Thirty days ago, I came face to face with my mortality. It probably wasn’t the first time, but it was the first time I realized what was happening. I wasn’t afraid, but I certainly was paying attention.
I was having a heart attack and spent the day telling myself that my symptoms were something else and if I just sat still a while longer, I would get better. It was a Friday and finally around 10:00 pm I accepted the truth and dialed the dreaded three numbers – 911.
Within moments I was under the care of a voice on the phone and soon the flashing lights were outside and my living room was home to three paramedics. Endless questions, sensors and wires and I was getting an EKG in front of my flat screen TV sitting in my old comfortable chair.
Minutes later I’m in the back of the ambulance looking out the back window at the streets that I travel every day. I was grateful for the oxygen lines that made my breathing easier although I had them in my mouth.
I told the paramedics I was a mouth breather and laughed. After thirty days I understand that being a mouth breather is a result of being a pack a day smoker for forty-five years. I haven’t smoked in these thirty days and pretty much I breathe through my nose again, amazing.
I was admitted to the hospital through the ER on Friday night, spending several days in ICU and then discharged on Wednesday afternoon. I was given an external defibrillator to wear at all times. I’ve nicknamed it “Sparky” and it’s either around my waist or slung over my shoulder.
“Sparky” is by my bedside overnight and is only away when I’m in the shower. “Sparky is plugged into my “mansierre” which contains sensors and three paddles that will restart my heart if needed. Yes the “mansierre”. That’s from Seinfeld if you’re struggling with the term.
The “mansierre” has about all the sex appeal as my mother’s Playtex bras that she would hand wash and line dry on the shower rod. And yes, that’s exactly where my spare hangs. There is limited sex appeal since it is a front closure garment as two of the paddles are between my shoulder blades.
Back to the serious stuff. Congestive Heart Failure (CFH) is my diagnosis. I actually had a heart attack back around Thanksgiving but didn’t realize it. But the amount of damage showing in my heart indicated that to be the case. Currently I have what I think they call about a 15% “pump out rate”.
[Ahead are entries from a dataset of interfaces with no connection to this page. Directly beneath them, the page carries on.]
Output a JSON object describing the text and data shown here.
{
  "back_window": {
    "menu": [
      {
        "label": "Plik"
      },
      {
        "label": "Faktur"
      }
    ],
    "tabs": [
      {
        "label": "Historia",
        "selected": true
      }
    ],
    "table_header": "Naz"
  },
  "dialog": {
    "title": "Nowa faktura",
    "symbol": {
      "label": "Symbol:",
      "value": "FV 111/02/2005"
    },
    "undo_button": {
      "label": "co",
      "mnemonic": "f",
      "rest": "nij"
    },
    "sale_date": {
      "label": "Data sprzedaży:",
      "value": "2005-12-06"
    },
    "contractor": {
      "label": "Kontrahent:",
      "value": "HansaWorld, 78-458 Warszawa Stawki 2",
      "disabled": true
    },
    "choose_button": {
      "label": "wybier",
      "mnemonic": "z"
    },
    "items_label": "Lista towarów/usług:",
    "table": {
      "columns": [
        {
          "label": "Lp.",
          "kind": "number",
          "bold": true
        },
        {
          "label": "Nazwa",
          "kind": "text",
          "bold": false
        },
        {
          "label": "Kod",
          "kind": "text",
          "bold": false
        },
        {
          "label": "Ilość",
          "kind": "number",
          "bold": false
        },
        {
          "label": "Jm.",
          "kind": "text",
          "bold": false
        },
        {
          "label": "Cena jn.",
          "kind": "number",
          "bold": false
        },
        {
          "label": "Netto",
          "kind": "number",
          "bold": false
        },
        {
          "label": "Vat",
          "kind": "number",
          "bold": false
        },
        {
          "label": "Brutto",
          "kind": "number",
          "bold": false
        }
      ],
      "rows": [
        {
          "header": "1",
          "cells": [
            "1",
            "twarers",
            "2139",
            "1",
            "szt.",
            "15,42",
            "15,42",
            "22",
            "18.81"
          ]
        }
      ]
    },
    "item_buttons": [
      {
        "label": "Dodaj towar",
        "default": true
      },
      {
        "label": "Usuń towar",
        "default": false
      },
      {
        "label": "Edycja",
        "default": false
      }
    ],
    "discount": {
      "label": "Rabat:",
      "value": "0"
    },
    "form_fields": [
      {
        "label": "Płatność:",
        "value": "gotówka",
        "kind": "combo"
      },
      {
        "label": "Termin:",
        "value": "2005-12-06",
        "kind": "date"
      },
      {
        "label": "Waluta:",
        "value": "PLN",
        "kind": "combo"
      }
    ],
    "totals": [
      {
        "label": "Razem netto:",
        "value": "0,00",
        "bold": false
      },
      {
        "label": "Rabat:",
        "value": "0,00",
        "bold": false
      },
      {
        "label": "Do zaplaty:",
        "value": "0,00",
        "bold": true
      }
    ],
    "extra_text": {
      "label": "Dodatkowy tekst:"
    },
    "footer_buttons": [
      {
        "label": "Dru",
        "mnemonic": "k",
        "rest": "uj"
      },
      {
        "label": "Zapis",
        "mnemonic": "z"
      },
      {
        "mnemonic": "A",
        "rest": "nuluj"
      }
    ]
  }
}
Now it doesn’t take a rocket scientist or a cardiologist to figure out what that means. Eighty five percent of my heart is currently not working. I was not a candidate for stents, bypasses or any type of surgery during my stay. I am currently taking about every kind of heart medicine, blood thinner and what ever else that you see on TV every day all day long.
My cardiologist referred me to a “specializing cardiologist” in another city and that was somewhat unsettling, initially. You see this guy works in a clinic that has a part of its title “Heart Failure and Transplant Clinic”. Now those are words that get your attention, right?
Of course, I only had a couple of weeks to dread the drive to find out what other life changes I would be confronted with. To say that I was filled with apprehension and dread would be an understatement.
But things turned out better than I thought. My new friend, Dr. Gulatti, and I got along fabulously. He was full of knowledge, confidence and clarity. Those are the kind of characteristics that you would want in a heart failure cardiologist, right?
He was one of these guys that you see take charge. You know the one, the guy that steps forward and tells the less bold “Here, hold my beer, I’ve got this!”. Within minutes he explained to me his version of the next 30, 60 and 90 days and where we may or may not windup.
I don’t know exactly how this is all going to wind up, but I do know what the options are and how we are going to progress. One of medicines was doubled at that visit and will be doubled again in another couple of weeks. Four days later, I can tell a difference and yep, I’m feeling better.
I’m not out of the woods yet and I can’t even see where the woods stop and the clearing begins, but I do know a couple of things. After forty five years I’m done with tobacco and most likely alcohol as well. I have no intention of becoming a crusader trying to reform all remaining smokers. I made my decisions, including the one to stop and that’s the end of my responsibility, as I see it.
If someone seeks my help, I’ll be happy to help. That is what I hope to do as I write about my journey. I tried to write about this when I first got out the hospital but I just didn’t understand my feelings. After 30 days, my sense of humor has returned. I’ve greeted mortality and I hope to be able to write about my journey for some time to come.